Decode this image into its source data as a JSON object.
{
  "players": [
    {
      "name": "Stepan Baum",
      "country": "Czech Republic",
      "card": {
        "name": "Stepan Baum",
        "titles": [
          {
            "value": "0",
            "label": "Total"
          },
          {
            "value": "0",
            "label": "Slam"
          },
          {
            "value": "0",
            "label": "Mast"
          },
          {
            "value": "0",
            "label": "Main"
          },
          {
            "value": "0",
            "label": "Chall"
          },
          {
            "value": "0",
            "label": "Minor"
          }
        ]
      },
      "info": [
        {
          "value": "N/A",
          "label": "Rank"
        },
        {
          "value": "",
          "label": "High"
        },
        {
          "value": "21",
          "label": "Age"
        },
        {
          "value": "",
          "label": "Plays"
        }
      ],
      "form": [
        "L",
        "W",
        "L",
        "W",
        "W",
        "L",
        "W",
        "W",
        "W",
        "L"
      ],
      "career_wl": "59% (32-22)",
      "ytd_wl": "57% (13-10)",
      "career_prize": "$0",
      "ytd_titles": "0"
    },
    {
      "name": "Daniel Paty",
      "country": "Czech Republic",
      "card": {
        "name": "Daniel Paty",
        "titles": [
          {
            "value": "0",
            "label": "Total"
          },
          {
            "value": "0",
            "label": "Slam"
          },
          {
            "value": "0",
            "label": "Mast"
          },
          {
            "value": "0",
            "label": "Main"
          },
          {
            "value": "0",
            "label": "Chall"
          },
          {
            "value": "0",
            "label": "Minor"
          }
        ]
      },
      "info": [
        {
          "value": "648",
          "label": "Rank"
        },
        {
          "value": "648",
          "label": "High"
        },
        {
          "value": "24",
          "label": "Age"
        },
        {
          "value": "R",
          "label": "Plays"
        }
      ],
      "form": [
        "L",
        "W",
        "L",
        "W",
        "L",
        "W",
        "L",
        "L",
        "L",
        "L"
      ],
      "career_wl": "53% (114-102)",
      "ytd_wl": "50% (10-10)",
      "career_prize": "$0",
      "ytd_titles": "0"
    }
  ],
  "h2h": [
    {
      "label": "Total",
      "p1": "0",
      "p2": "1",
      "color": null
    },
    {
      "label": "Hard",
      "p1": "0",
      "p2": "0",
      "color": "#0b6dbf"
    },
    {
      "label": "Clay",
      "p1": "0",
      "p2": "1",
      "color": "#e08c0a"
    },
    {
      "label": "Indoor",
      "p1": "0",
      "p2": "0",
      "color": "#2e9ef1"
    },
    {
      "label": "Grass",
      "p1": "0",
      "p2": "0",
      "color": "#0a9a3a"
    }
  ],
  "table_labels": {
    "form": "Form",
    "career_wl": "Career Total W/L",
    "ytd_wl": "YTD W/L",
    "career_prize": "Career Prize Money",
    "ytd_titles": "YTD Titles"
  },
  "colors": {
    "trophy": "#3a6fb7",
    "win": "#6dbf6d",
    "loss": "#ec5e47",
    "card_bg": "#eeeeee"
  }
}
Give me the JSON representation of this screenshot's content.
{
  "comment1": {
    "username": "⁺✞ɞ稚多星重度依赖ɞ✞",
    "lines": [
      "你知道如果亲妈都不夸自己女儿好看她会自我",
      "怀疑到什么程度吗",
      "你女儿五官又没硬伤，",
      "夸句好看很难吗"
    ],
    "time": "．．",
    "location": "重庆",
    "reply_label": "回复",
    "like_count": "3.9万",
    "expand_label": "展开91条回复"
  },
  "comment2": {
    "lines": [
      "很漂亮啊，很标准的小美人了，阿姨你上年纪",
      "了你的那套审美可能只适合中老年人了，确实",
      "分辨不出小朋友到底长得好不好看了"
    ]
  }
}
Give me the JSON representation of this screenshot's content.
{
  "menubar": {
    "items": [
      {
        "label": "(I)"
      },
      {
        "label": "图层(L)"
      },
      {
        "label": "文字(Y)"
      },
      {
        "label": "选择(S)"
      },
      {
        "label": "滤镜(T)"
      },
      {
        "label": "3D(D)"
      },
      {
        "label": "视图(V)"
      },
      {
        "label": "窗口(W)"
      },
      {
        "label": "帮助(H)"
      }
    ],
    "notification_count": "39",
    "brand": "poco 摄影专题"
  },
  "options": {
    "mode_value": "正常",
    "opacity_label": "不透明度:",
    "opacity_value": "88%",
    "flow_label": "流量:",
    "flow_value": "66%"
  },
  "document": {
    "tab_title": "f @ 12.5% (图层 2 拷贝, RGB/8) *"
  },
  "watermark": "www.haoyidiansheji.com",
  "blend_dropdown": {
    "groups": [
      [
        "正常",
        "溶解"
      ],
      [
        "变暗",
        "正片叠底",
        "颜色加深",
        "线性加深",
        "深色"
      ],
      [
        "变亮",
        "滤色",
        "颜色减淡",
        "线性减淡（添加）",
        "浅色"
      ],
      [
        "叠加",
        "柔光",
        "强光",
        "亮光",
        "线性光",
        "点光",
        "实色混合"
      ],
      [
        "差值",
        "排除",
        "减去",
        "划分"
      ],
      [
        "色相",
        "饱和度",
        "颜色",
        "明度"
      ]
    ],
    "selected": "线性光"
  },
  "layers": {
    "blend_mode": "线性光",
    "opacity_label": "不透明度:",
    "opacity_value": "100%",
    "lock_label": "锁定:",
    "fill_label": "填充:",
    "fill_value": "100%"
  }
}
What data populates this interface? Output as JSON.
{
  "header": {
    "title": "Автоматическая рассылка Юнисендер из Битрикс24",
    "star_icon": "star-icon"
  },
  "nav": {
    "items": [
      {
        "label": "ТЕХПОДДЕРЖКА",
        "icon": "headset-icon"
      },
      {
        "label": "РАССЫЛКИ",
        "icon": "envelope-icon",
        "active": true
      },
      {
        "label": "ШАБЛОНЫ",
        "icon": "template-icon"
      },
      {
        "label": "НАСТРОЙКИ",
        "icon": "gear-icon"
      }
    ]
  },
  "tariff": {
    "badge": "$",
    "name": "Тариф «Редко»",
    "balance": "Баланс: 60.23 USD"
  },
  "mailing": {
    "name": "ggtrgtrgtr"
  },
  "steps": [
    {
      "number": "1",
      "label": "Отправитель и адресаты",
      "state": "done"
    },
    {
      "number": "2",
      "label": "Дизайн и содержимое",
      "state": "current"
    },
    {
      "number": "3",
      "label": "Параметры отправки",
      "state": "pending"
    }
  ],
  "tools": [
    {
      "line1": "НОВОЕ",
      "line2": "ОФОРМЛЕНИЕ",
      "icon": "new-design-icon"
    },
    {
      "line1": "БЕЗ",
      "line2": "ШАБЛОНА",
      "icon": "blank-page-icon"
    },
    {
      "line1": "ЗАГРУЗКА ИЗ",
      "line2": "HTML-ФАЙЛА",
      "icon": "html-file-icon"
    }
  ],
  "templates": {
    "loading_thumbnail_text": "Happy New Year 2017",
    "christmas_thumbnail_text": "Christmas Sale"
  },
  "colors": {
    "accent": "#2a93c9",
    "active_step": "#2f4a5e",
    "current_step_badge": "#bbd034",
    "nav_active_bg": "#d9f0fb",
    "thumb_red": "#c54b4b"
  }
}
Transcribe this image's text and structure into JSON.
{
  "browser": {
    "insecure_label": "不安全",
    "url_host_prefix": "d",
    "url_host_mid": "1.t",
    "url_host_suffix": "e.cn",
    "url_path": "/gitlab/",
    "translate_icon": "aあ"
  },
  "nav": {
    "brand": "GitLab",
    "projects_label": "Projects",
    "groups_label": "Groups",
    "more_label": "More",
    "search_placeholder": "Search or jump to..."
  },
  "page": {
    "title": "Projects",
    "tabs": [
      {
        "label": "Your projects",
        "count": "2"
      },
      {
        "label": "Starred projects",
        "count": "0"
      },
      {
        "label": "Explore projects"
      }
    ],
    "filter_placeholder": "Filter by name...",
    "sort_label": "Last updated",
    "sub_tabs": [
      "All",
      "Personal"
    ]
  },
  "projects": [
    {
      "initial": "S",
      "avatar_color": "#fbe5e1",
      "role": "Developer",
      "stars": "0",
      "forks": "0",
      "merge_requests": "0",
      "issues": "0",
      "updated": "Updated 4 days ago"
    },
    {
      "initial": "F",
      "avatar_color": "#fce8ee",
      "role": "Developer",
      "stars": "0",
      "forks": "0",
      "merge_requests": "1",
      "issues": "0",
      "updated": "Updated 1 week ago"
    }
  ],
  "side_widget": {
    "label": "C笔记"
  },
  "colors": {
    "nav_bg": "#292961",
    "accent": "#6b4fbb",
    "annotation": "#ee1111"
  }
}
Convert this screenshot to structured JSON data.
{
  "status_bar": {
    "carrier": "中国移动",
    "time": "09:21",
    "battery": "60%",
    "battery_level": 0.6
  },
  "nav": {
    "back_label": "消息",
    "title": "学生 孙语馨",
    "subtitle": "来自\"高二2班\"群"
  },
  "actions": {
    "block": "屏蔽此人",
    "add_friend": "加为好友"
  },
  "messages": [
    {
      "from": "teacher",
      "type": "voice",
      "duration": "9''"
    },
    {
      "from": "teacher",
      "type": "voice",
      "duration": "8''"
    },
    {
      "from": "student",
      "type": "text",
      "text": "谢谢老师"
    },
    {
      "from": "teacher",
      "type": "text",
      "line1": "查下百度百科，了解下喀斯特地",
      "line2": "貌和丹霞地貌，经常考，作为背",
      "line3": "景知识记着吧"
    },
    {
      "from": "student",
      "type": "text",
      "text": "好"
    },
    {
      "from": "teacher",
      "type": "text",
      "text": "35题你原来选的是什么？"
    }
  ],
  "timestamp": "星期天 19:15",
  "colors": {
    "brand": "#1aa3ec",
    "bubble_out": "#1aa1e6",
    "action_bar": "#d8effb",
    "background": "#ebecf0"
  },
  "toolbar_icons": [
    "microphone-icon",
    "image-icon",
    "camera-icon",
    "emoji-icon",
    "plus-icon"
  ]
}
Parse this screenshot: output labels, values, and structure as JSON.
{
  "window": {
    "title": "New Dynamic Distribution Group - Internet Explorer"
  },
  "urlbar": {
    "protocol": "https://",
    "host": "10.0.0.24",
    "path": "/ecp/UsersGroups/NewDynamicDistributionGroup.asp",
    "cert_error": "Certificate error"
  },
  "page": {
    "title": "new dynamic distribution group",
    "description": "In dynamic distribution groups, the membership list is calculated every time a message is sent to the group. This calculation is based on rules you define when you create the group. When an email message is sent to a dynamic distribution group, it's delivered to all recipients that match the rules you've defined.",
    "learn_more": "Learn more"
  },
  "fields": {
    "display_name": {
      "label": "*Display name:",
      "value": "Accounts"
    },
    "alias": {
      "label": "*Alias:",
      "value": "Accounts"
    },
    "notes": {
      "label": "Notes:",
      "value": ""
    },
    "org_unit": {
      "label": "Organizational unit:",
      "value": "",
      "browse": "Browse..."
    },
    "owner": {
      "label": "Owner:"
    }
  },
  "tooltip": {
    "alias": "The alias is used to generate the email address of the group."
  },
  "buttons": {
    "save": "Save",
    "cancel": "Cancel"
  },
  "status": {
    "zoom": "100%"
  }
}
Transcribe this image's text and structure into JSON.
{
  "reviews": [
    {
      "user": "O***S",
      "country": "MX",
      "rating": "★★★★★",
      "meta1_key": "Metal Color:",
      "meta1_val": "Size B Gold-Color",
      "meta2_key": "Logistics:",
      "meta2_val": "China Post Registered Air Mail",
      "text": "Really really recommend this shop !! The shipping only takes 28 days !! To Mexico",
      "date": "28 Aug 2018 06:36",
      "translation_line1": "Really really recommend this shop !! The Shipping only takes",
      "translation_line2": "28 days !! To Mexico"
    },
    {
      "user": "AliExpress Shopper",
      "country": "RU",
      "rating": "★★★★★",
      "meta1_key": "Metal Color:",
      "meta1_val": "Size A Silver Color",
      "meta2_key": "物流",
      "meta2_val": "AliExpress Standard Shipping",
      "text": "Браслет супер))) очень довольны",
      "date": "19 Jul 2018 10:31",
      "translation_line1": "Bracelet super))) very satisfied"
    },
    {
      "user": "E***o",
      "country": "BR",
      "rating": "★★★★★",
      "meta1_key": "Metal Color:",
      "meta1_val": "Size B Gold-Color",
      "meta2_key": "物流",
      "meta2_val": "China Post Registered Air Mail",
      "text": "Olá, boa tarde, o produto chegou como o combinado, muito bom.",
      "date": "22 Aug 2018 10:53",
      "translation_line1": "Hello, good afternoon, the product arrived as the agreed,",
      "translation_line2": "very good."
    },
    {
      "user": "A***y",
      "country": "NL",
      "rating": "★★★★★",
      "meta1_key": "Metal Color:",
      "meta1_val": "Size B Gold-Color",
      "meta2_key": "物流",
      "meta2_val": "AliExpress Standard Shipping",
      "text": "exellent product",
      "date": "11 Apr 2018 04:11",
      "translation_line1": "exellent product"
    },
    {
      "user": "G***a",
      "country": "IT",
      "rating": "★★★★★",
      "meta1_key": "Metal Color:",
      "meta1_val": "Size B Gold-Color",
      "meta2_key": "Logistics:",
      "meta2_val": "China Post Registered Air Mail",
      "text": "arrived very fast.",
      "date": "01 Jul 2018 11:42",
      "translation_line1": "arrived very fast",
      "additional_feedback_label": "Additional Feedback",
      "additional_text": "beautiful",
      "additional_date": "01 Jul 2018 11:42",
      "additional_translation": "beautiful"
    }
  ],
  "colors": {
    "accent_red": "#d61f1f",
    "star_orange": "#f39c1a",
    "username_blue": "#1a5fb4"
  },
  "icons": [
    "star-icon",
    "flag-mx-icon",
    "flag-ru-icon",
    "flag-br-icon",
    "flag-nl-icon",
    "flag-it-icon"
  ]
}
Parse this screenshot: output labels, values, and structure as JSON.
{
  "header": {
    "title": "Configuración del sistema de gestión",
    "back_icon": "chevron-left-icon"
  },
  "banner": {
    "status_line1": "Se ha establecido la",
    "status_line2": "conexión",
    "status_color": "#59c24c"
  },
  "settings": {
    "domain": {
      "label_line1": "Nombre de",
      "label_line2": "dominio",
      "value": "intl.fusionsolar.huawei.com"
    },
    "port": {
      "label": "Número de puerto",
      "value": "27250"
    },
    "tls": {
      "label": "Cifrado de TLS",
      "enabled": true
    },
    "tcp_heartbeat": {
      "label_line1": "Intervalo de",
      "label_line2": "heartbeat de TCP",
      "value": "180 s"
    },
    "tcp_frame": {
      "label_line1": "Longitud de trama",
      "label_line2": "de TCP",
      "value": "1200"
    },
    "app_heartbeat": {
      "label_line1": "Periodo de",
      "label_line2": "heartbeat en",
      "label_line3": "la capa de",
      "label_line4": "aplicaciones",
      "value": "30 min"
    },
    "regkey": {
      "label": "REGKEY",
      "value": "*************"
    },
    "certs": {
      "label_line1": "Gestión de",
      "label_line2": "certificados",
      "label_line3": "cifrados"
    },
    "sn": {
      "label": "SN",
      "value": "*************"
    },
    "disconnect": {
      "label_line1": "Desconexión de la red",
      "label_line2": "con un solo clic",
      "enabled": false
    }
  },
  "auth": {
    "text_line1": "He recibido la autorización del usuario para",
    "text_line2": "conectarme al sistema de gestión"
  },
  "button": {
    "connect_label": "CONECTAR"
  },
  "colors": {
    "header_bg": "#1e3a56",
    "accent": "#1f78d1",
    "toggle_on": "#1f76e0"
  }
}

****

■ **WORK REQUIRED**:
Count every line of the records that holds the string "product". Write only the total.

■ **RESULT FOR THIS EXERCISE**:
3